• _EXERCISE DIRECTIONS_
Would you filter the listing below so that only lines with the word "true" remain?

• _SOURCE RECORDS_
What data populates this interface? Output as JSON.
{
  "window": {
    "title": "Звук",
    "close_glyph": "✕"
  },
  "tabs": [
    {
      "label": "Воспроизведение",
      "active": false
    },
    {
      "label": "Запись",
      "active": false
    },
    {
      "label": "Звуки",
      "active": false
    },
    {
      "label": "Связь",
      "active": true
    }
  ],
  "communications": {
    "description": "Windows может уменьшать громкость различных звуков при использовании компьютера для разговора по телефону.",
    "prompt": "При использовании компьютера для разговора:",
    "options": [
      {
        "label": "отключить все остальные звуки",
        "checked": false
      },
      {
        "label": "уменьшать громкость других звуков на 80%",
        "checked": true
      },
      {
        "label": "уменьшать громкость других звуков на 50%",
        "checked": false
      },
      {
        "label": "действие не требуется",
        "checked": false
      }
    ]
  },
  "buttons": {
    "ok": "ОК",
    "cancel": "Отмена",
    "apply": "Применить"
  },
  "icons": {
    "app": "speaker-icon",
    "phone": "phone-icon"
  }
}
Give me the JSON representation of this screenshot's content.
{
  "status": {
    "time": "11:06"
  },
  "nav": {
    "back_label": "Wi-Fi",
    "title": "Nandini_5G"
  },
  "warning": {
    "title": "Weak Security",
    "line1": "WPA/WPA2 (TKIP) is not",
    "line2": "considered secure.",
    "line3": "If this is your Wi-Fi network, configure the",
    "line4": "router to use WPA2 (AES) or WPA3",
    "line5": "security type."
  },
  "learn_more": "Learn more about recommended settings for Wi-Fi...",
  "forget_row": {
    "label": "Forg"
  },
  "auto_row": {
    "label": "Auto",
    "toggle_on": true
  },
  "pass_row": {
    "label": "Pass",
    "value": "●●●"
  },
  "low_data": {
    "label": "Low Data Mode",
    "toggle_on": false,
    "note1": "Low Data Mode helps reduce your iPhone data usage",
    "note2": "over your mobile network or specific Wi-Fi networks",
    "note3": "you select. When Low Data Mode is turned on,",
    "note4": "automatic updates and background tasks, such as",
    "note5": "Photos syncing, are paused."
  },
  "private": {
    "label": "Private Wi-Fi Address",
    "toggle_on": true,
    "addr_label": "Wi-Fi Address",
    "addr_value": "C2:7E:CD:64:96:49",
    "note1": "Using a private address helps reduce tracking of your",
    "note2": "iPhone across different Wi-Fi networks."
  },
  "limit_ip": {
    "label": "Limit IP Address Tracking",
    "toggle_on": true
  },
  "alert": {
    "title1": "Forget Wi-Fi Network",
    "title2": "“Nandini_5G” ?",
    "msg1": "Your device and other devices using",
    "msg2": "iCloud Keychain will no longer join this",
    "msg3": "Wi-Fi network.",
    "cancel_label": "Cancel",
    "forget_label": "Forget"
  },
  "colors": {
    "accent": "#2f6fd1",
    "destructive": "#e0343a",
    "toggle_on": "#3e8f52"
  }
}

• _SOLVED EXERCISE_
      "active": true
        "checked": true
    "toggle_on": true
    "toggle_on": true,
    "toggle_on": true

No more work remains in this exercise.